U.S. agrees to debt-for-nature swap to preserve Peru rainforests

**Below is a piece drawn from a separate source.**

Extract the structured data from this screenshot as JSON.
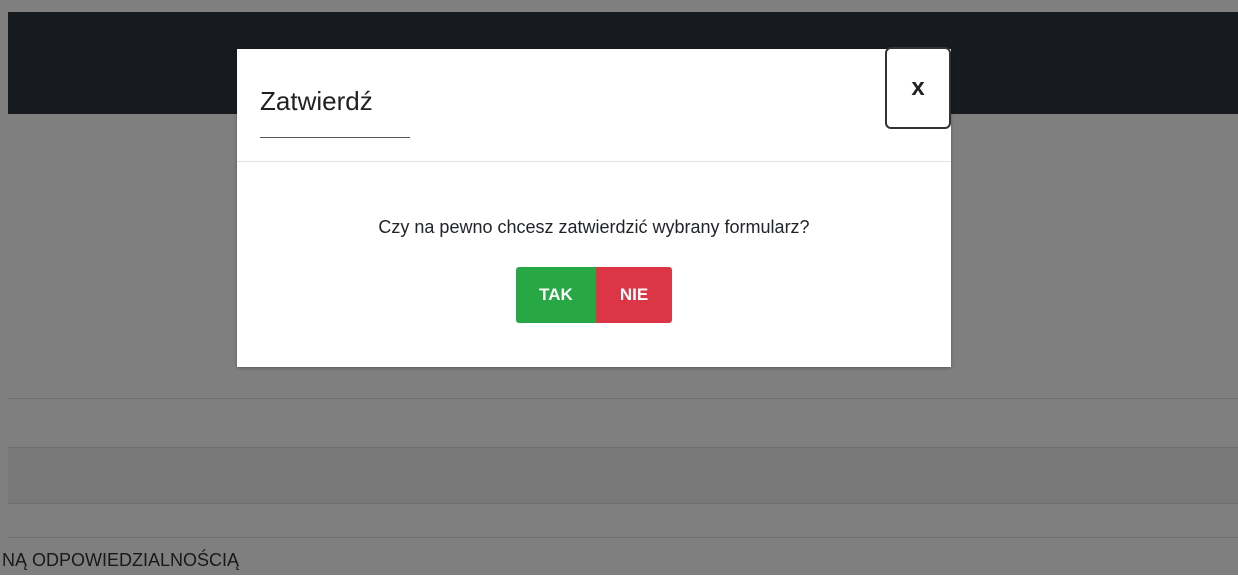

In a bid to preserve some of Peru’s biologically diverse rainforests, the United States agreed this week to a $25 million debt-for-nature swap with the country, Peru’s second since 2002. Over the next seven years, in exchange for erasing millions of their debt, Peru will fund local non-governmental organizations dedicated to protecting tropical rain forests of the southwestern Amazon Basin and dry forests of the central Andes. “This agreement will build on the success of previous U.S. government debt swaps with Peru and will further the cause of environmental conservation in a country with one of the highest levels of biodiversity on the planet,” said Treasury Secretary Henry Paulson. Other debt-for-nature agreements have already been brokered with Bangladesh, Belize, Botswana, Colombia, Costa Rica, El Salvador, Guatemala, Jamaica, Panama, Paraguay, and the Philippines. This week’s swap makes Peru the largest beneficiary of such deals with the U.S., with more than $35 million dedicated to environmental conservation in the country.